Zeno (1), of Elea is portrayed by *Plato(1) (Prm. 127b) as the pupil and friend of *Parmenides, and junior to him by 25 years. Their fictional meeting with a ‘very young’ *Socrates (ibid.) gives little basis for firm chronology. We may conclude only that Zeno was active in the early part of the 5th cent.

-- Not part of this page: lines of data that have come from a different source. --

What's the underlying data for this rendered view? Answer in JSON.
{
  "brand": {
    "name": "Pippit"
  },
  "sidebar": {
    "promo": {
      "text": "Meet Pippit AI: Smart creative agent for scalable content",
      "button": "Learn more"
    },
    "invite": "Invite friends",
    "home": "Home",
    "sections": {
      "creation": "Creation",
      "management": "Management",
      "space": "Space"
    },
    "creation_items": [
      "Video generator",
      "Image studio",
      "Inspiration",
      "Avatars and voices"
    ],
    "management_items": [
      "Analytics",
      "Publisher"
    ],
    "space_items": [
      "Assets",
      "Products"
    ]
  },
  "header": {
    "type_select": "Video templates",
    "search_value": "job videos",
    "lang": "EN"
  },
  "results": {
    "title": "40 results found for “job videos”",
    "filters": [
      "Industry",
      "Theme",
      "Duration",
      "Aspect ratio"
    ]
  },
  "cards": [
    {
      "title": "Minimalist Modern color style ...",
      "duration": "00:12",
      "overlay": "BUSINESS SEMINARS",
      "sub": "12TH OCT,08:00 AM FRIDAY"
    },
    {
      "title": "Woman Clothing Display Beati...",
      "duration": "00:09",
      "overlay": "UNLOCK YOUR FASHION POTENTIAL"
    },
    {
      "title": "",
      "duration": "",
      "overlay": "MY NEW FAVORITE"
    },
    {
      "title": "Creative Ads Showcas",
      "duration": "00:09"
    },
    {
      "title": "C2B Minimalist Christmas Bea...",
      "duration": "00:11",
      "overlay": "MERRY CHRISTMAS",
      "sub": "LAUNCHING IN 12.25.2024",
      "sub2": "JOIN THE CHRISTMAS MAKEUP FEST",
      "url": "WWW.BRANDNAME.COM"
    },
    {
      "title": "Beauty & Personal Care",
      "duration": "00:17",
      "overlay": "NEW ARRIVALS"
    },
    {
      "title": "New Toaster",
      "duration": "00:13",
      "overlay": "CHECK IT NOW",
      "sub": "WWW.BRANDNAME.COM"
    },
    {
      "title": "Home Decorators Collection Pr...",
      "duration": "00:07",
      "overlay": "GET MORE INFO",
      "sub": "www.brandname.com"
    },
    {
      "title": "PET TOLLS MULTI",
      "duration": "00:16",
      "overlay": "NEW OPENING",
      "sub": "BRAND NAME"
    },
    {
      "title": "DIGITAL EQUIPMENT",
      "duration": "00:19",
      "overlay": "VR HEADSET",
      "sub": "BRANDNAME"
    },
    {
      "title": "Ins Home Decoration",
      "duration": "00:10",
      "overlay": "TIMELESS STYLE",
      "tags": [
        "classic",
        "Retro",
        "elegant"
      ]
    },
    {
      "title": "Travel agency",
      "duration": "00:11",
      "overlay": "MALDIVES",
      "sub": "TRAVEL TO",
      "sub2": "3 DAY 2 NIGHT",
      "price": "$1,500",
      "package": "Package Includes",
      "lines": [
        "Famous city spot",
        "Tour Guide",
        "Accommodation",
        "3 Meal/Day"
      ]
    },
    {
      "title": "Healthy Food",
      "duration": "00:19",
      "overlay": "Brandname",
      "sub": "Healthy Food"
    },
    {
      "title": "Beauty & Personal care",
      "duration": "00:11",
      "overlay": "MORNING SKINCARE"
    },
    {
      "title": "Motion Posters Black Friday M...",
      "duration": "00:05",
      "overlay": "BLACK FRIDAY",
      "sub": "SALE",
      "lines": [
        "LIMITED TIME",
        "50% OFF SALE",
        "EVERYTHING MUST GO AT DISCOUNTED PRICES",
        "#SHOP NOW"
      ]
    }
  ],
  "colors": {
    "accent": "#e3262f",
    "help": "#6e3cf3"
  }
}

The most famous of Zeno's arguments are the four paradoxes about motion paraphrased by *Aristotle (Ph. 6. 9), which have intrigued thinkers down to Bertrand Russell in our era. The Achilles paradox proposes that a quicker can never overtake a slower runner who starts ahead of him, since he must always first reach the place the slower has already occupied. His task is in truth an infinite sequence of tasks, and can therefore never be completed. The Arrow paradox argues that in the present a body in motion occupies a place just its own size, and is therefore at rest. But since it is in the present throughout its movement, it is always at rest. The Dichotomy raises the same issues about infinite divisibility as the Achilles; the Arrow and the Stadium (an obscure puzzle about the relative motion of bodies) are perhaps directed against the implicit assumption of indivisible minima.
Zeno (3) of *Tarsus, Stoic (See